...national government that issues the domestic currency, and taxes and
issues securities to destroy the currency
However, historically each year (apart from a few exceptions), the government fiscal balance has been in deficit. This is a non-government surplus. The surplus refers to the fact that the money supply available to the non-government sector has net increased as a result of spending more than is taxed away.
This is often a good thing because, as economies grow, they need more money to facilitate the increased number of transactions and stocks and flows of goods and services. This is evidenced by the fact that the US non-government sector has experienced a surplus almost every year of its existence (see FRED US government deficit data) and yet standards of living and the productive capacity and capability of the US economy and society is far higher than it was in the past.
Now, so far, I've mentioned nothing about bonds. This was on purpose as ultimately, Government bonds are a less vital part of the monetary story.
By historical convention (and two further primary reasons given below), the US government decides to sell US Treasury bonds to cover any deficits it runs. The Treasury creates the bonds and issues them via auction to commercial banks with reserve accounts at the Fed (see How Auctions Work for an explainer). The purpose of issuing these bonds is to provide a risk-free saving vehicle and to help the central bank achieve its interest rate target.

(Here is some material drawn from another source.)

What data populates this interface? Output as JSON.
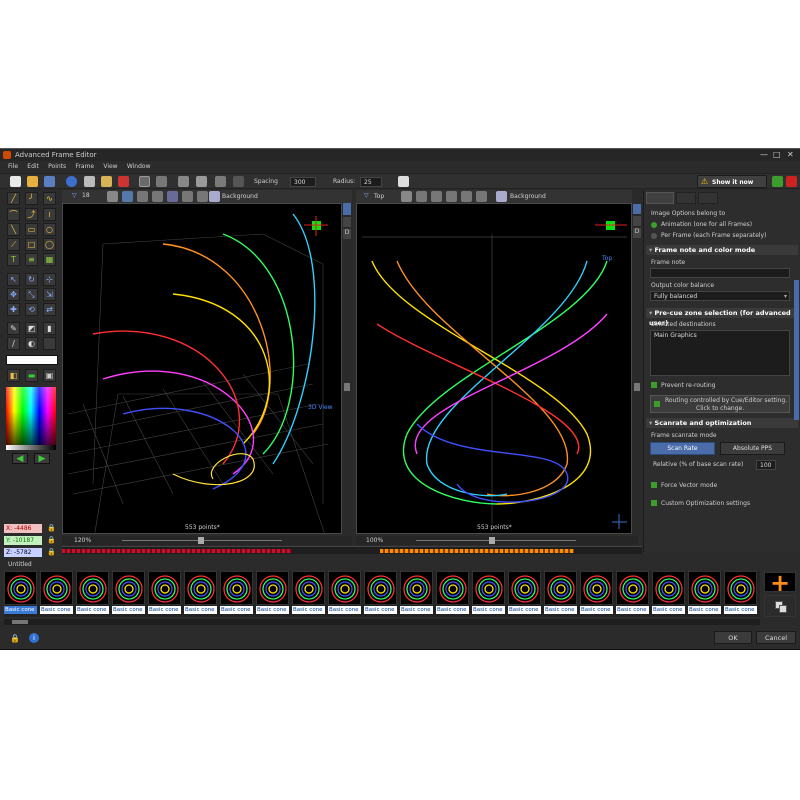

Remember, the reserves (commercial bank assets / central bank liabilities) used by the commercial banks to purchase these Treasury bonds were placed there when the Government spent on its priorities and instructed the central bank (monoply issuer of USD reserves) to create them. See The Fed Explained, specifically page 86:
The Reserve Banks also act as fiscal agents of the U.S. government and certain other entities. In
other words, they act as the “government’s bank” and maintain the operating cash account of the
U.S. Department of the Treasury; process payments to and from the Treasury’s Federal Reserve
account; and issue, transfer, and redeem U.S. government securities.
See also Tymoigne 2014; pg 9 following a detailed analysis of federal reserve and US Treasury operations:
issued securities for other purposes than funding itself. One reason is to provide a means of
payment for the country; another is to help the Federal Reserve in its interest-rate stabilization
operations; a third one is to help financial institutions meet their capital requirements and to
provide a foundation upon which all other securities are valued by providing a proxy for the
So quite literally, bond issuance is a process of 'mopping' up excess reserves in the system that the government put there.
So, in a directly analogous way to how tax revenues are destroyed/deleted, the reserve dollars used to buy government bonds are simply destroyed. The money doesn't go anywhere.
Current budgetary procedures do require, by regulatory convention, the Treasury to issue Treasury bonds to cover any deficits, but this is an artificial and political requirement, not a fundamental economic requirement.
How separate is the Central Bank budget from the government's budget?
As a shorter exposition on your second question, it is important to recognise that, while the US Treasury and Federal Reserve are operationally independent, they liaise closely with one another daily to coordinate fiscal and monetary operations (since the federal reserve is factually the government's bank and fiscal agent).
It is misleading to say the federal reserve has "a budget". It holds assets (eg. Treasuries it bought with newly created reserves via Open Market Operations (OMO) see The Fed Explained again) and liabilities (primarily electronic reserves held by commercial banks).